Schlock Mercenary: Speaking of comics blogs, this brings me to an interesting category: a webcomic I don't read. I have read quite a bit of Schlock, and find it amusing, but I never feel into the "groove" with it... however, through it I discovered the creator's wife's blog, where she discusses raising four kids as a geek/writer mom married to a self-employed webcomic artist, trying to give her kids a creative, disciplined, Godly, loving home. I end up tagging about a third of her posts as "parenting advice" in del.icio.us to save for when/if I have children of my own. It's full of honesty about being a writer, creative ways to encourage your kids to be their imaginative best, and just plain daily life. I love it.

Penny Arcade: I read this one, again, in print rather than online. This is more due to the fact that in the print editions, the accompanying commentary on the strips is ridiculously funny, sometimes to the point of being funnier than the strip itself. And, I have to admit, much as I love video games, I'm nowhere near the connoisser it takes to be to get some of their jokes--so I appreciate the commentary's elaboration for us n00bs. (Hangs head.)

I am also not reading:

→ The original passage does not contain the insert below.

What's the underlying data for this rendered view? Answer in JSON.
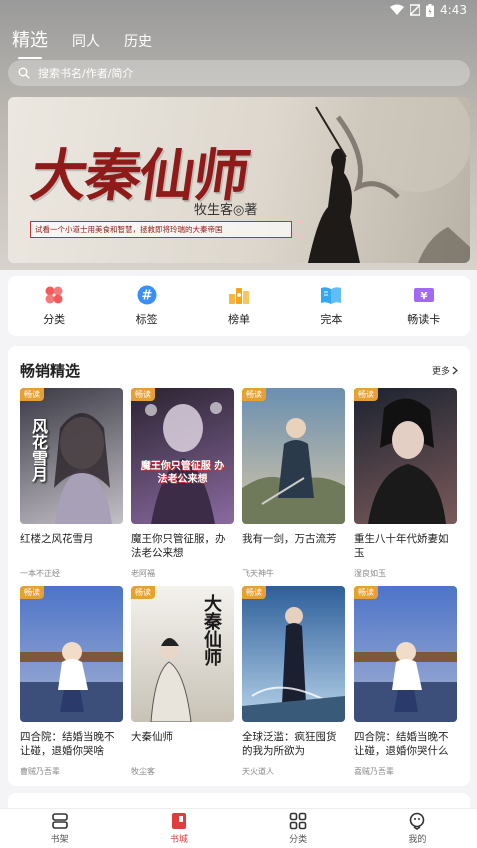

Perry Bible Fellowship (sorry, I just don't get it) or PVP (I dunno). If I look at the comics I enjoy the most, I think this is because these comics distinctly lack a warm-and-fuzzy connection for me (ooo, look at me getting all girlie). Then again, I read Penny Arcade... and xkcd. Hmm. Anyway, I think each of them have enough readers not to care that I'm not reading them, etc etc blah blah please don't send hate email, amen.

I read Dinosaur Comics about once every two months, in a big fat binge of hilarity, but it's just not a daily reader for me. Kind of like reading Strong Bad emails--best done in for three hours on a boring afternoon. Alien Loves Predator I read on about a six-month basis--I just like the story arcs to stack up.